On “Nobody,” Mitski expresses feeling direly alone in the world, explaining a trip by herself to Malaysia: “I thought it would be a great vacation, but I went alone, and I went during the holidays when everyone else is spending time with their families, and so, long story short, I ended up feeling incredibly, devastatingly alone.” This track, through its sound engineering and repetitive vocals, thematically expresses the feeling of complete loneliness, not just in a situation but as a person. Throughout the chorus, she repeats the word “Nobody” over and over again, mimicking a dissociative fugue state. Each time she sings the word, however, the track experiences a tonal shift that exhibits discomfort and disconnect with the self and outside world. Towards the song’s end, her voice trails off as the instrumentals in the background distort and the sound almost becomes robotic. In this way, the tracks become about losing oneself as a person because of the lack of companionship from another person, which suggests that Mitski as an individual has difficulty being alone with herself without another being to validate her.
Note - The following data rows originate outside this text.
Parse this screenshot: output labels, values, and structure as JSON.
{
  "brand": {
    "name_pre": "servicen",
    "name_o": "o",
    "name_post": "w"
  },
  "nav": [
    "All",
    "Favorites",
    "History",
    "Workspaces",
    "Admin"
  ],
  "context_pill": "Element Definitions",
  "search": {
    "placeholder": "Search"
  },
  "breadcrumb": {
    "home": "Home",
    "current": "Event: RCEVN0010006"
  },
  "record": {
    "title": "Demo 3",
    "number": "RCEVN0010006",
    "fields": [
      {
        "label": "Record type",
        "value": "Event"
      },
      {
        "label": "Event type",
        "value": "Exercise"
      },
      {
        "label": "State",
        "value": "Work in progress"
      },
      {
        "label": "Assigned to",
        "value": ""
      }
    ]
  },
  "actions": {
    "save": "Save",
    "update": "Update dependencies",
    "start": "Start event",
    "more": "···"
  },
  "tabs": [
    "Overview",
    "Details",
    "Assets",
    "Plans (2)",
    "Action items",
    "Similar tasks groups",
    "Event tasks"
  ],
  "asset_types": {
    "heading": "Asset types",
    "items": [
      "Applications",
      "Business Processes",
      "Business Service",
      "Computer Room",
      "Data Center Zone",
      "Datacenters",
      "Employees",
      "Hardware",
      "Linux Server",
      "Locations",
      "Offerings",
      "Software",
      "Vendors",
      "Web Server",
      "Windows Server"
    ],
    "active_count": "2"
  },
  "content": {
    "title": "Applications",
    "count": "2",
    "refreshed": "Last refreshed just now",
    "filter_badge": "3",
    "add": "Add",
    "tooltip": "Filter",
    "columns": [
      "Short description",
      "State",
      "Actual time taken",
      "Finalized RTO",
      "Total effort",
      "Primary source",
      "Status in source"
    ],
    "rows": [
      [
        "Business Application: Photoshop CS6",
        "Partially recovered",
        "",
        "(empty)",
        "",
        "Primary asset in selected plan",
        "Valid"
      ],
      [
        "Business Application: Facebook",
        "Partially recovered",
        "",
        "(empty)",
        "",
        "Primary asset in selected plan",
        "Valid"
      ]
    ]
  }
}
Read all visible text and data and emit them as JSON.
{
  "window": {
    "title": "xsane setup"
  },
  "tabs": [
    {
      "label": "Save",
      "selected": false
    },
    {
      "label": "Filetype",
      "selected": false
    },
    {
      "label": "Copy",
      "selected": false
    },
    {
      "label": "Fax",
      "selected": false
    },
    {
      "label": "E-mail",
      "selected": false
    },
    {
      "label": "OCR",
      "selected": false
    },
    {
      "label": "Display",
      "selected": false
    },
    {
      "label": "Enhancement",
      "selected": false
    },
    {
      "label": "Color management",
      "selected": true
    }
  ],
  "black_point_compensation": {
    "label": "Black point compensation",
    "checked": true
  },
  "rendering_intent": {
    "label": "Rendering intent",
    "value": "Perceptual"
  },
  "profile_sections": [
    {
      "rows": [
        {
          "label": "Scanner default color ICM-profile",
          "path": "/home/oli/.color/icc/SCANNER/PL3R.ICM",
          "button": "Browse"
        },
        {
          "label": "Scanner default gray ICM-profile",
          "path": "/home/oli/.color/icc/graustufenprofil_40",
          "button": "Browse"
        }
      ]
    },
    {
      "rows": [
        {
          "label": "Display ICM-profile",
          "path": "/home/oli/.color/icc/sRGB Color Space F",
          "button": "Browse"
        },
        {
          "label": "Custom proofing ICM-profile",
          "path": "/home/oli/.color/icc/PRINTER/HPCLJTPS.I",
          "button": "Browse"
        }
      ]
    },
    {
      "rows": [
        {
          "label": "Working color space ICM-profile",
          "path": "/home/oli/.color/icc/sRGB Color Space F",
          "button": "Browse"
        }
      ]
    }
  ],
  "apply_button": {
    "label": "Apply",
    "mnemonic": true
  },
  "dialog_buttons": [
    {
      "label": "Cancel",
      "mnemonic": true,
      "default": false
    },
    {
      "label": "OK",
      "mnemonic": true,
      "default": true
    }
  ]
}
The points of connection between Mitski’s, at times, confessional lyrics and emotionally expressive sound, through the use of screaming, feedback, quick transitions between volume and track pace, and common shifts between tone, feelings, and sometimes language, can be most well be understood through Mitski’s fan base. It may be simple to suggest that the feelings of insecurity and loneliness that she exhibits are characteristic of any young person, and yet, the fact that she is an Asian American woman draws a certain type of audience to her shows, social media accounts, and every day listener base. One factor is the lack of representation that exists for this demographic in any form of media but especially in indie rock music. However, even deeper, is the common themes and issues of identity that seem to persist within this demographic of young, Asian or Asian American, women who are struggling to express and accept who they are in their own societies. Mitski openly expresses many of our frustrations: what our racial and cultural identities mean, how others view us because of our appearances,  the way we are treated in romantic relationships, and the general sense of anxiety and insecurity that comes with trying to prove our worth in fields dominated by white men. She is quite obviously speaking to this marginalized demographic, most poignantly and expressively through “Be the Cowboy.”

—Marii Krueger